Book Review: Which way India? Debate and its lessons

Research output: Journal PublicationsReview articleBook reviewpeer-review


Jagdish Bhagwati and Arvind Panagariya, Why Growth Matters: How Economic Growth in India Reduced Poverty and the Lessons for Other Developing Countries. New York: Public Affairs, 2014, pp. 280, US$28.99.

Jean Dreze and Amartya Sen, An Uncertain Glory: India and its Contradictions. Princeton: Princeton University Press, 2013, pp. 448, Paperback US$19.95, Hardcover US$29.95.

Joan Robinson, the Cambridge economist, is said to have once quipped that ‘whatever you can rightly say about India, the opposite is also true’. Perhaps nothing so vividly highlights this incongruity than the books by eminent economists: Jagdish Bhagwati and Arvind Panagariya in Why Growth Matters: How Economic Growth in India Reduced Poverty and the Lessons for Other Developing Countries (2014); and Jean Dreze and Amartya Sen in An Uncertain Glory: India and its Contradictions (2013). As expected from such renowned scholars, their books use an impressive range of statistics and sound economic reasoning to offer a wealth of insights and information on the Indian economy, and eloquently analyse past and current economic policies on growth and development with huge relevance for India. Unfortunately, the books’ substantive messages, including the policy prescriptions, have often been overlooked amidst the acrimonious war of words between the two towering protagonists—the more pugnacious Bhagwati, a distinguished Columbia University professor of economics and a leading candidate for the Nobel Prize, and the more reticence Sen, already the winner of the Nobel Prize in economics and professor of economics and philosophy at Harvard University.

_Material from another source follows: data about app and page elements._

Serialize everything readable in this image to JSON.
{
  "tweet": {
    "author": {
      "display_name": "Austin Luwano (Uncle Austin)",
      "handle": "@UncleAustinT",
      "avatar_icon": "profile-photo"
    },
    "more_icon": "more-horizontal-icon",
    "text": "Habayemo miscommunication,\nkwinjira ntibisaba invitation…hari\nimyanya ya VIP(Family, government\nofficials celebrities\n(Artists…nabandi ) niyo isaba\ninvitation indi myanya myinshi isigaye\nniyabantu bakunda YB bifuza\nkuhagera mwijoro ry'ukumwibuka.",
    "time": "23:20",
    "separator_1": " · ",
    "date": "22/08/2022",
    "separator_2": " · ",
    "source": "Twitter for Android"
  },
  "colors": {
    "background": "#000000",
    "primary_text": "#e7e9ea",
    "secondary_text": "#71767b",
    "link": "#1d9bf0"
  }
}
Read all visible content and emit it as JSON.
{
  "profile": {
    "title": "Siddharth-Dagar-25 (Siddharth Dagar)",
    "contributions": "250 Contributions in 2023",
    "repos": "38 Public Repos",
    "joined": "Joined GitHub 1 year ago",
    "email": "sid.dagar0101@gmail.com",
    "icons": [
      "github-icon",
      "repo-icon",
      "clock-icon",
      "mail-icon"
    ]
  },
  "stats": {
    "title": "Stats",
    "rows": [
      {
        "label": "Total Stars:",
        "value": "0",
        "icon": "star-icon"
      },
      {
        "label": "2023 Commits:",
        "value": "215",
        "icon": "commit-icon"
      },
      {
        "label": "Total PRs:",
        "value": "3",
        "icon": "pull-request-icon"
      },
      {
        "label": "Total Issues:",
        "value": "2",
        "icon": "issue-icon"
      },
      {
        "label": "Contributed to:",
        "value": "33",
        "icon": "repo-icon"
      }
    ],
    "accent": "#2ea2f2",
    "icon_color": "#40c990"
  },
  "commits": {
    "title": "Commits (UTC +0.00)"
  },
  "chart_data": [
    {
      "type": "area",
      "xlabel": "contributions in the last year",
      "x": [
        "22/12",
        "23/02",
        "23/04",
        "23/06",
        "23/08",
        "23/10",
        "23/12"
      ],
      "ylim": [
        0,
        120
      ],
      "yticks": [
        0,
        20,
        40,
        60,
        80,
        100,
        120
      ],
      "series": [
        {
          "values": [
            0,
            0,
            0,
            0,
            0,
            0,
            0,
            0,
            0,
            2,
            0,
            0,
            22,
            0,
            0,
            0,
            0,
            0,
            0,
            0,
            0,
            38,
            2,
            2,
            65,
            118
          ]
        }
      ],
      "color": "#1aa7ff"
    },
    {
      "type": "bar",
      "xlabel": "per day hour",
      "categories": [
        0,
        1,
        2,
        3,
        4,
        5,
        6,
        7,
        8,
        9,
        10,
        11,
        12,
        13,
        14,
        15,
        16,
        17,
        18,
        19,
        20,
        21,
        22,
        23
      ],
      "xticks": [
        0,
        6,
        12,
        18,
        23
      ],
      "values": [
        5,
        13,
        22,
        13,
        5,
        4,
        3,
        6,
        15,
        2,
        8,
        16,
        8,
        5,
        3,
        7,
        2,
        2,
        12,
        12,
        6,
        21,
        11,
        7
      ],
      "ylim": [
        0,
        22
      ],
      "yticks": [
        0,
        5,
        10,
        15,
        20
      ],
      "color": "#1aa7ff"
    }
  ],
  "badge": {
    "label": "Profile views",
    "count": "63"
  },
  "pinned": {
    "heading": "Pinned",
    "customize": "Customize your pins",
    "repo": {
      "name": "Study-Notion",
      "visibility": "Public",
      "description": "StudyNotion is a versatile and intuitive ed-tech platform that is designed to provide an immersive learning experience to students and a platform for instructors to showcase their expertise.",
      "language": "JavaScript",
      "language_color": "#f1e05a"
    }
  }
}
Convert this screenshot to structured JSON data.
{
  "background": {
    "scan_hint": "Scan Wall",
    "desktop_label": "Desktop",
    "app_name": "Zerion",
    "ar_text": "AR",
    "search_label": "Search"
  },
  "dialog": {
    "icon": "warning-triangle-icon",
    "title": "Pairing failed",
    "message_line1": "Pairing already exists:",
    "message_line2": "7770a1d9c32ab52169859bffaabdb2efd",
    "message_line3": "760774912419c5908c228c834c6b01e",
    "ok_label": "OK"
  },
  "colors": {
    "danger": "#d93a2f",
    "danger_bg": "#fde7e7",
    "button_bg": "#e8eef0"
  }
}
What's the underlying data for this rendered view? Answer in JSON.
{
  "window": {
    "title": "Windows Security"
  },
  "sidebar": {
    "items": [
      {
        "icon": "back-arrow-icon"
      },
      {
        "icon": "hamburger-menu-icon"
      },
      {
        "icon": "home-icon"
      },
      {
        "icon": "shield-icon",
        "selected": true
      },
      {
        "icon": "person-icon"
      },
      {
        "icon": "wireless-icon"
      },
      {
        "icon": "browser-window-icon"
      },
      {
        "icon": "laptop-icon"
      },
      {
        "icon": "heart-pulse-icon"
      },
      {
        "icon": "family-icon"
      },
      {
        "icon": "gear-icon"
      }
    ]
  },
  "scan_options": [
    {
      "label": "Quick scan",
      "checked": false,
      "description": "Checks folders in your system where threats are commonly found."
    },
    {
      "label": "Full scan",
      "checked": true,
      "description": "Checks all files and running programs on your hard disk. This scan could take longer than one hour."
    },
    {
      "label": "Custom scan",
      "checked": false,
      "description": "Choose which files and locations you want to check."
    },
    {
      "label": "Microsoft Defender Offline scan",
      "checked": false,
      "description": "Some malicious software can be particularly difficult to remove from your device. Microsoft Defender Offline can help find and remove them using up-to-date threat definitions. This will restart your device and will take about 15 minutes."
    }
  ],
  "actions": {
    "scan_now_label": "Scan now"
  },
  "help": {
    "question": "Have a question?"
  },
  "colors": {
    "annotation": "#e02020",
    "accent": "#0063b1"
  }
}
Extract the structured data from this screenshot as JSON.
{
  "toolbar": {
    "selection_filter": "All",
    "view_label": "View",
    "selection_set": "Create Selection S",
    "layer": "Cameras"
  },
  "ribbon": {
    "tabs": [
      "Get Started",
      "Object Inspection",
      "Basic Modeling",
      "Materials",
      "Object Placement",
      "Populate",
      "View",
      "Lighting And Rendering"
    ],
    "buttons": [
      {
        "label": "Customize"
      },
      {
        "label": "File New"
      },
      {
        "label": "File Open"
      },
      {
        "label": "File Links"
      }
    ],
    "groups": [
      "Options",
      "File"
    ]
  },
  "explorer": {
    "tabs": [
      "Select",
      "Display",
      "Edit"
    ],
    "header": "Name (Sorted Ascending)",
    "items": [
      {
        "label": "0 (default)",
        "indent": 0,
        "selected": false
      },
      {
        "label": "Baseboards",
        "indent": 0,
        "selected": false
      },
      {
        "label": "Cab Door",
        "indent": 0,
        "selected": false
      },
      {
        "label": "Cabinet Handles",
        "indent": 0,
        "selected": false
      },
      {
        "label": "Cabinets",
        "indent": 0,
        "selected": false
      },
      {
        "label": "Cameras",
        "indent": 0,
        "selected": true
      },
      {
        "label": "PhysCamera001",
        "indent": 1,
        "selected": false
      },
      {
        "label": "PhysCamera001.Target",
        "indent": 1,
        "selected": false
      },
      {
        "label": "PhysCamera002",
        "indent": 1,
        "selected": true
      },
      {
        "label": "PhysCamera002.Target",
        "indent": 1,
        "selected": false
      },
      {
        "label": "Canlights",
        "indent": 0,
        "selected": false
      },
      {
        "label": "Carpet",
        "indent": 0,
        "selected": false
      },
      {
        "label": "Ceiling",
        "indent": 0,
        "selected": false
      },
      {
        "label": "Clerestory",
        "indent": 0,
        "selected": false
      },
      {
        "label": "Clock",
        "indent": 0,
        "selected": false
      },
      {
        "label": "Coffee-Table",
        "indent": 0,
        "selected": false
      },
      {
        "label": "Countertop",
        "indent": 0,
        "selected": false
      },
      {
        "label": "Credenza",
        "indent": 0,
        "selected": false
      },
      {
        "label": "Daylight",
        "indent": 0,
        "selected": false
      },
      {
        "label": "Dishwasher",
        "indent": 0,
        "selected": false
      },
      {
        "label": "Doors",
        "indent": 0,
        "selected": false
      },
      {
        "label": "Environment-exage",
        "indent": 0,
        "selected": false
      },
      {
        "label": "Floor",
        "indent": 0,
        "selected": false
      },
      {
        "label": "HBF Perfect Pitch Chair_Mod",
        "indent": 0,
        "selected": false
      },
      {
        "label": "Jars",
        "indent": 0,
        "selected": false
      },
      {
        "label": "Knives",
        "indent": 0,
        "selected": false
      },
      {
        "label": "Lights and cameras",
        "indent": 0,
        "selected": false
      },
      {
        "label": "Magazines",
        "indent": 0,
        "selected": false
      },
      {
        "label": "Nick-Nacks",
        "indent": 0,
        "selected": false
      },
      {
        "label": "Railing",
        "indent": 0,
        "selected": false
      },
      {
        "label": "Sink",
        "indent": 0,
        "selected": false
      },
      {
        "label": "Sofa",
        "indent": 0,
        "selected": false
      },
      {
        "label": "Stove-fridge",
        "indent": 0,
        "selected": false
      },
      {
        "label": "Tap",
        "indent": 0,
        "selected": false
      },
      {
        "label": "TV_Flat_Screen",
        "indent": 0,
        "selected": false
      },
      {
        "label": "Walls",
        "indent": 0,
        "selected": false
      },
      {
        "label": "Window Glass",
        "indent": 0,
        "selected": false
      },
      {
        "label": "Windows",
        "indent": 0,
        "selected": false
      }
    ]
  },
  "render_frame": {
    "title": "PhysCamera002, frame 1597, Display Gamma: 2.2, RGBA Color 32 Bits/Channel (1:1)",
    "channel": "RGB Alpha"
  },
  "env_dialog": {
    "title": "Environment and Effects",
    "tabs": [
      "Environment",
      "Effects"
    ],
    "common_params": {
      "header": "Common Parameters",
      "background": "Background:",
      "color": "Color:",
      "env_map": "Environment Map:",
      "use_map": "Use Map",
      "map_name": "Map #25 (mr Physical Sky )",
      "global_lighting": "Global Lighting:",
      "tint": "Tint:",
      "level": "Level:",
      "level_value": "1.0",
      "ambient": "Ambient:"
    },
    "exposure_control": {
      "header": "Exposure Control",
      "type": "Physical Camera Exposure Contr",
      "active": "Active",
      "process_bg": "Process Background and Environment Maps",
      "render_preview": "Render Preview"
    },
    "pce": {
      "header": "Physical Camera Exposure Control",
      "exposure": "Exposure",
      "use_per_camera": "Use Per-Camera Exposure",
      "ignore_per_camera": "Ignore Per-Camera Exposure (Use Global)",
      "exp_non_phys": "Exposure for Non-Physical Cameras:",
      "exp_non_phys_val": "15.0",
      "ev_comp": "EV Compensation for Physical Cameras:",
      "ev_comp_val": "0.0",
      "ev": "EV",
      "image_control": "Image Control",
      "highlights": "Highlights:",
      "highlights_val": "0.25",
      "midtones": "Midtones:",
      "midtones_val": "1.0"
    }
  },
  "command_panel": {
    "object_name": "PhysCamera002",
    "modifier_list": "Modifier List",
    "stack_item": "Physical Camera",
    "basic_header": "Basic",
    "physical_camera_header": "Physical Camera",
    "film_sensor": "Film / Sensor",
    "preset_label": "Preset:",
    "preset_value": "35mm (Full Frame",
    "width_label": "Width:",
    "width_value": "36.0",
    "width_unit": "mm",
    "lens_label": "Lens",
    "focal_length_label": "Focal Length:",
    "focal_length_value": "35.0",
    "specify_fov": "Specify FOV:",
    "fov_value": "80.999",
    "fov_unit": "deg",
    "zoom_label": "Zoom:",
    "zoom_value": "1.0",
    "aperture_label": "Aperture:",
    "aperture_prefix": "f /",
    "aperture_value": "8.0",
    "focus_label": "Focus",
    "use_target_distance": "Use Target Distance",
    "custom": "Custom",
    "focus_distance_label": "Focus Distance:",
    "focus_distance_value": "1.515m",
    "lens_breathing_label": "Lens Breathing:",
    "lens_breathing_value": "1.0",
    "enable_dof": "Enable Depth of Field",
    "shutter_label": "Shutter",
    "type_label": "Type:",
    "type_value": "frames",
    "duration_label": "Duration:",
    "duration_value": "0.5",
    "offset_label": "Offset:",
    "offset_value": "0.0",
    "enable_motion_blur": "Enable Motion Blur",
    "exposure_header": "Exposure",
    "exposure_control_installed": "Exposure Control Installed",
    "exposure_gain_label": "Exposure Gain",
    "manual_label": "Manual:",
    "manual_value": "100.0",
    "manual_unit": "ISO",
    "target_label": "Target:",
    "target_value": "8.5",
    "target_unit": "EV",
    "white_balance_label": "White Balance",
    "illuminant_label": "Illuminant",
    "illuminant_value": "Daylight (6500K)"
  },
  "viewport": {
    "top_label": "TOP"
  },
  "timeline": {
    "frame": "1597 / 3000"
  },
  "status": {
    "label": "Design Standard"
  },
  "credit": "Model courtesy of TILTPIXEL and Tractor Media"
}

The aim of this review is to retrieve and highlight the substantive messages and salient insights that have been overlooked. As the following pages illustrate, although the two books present, at times, passionately contrasting views on India’s post-independent economic achievements, in particular what explains the successes, the failures, the missed opportunities and what should be done to boost India’s economic growth and alleviate poverty, their ideas also converge on some key issues, and the differences between Sen and Bhagwati are not always as pronounced as it is often made out to be. In fact, contrary to the claims of partisans and detractors on both sides, Bhagwati (and Panagariya) is hardly a cheerleader of business and corporate interests, nor wedded to some orthodox ‘neo-liberalism’, and nor is Sen (and Dreze) representative of some quasi-socialist and pro-government Keynesian economics. More to the point, Sen is not against economic growth and Bhagwati is not against the provision of public assistance and reducing poverty. The works of these eminent scholars are too sophisticated and nuanced to be caricatured in such a crude way. Rather, their disagreements and debates are old and enduring ones in political economy: the proper role of the market and the state in economic development and how best to balance these two forces. Indeed, as the following sections show, the debate often comes down to whether one sees the proverbial glass as half-full or half-empty. 
Original languageEnglish
Pages (from-to)192-199
Number of pages8
JournalIndia Quarterly: A Journal of International Affairs
Issue number2
Early online date16 May 2016
Publication statusPublished - Jun 2016

Cite this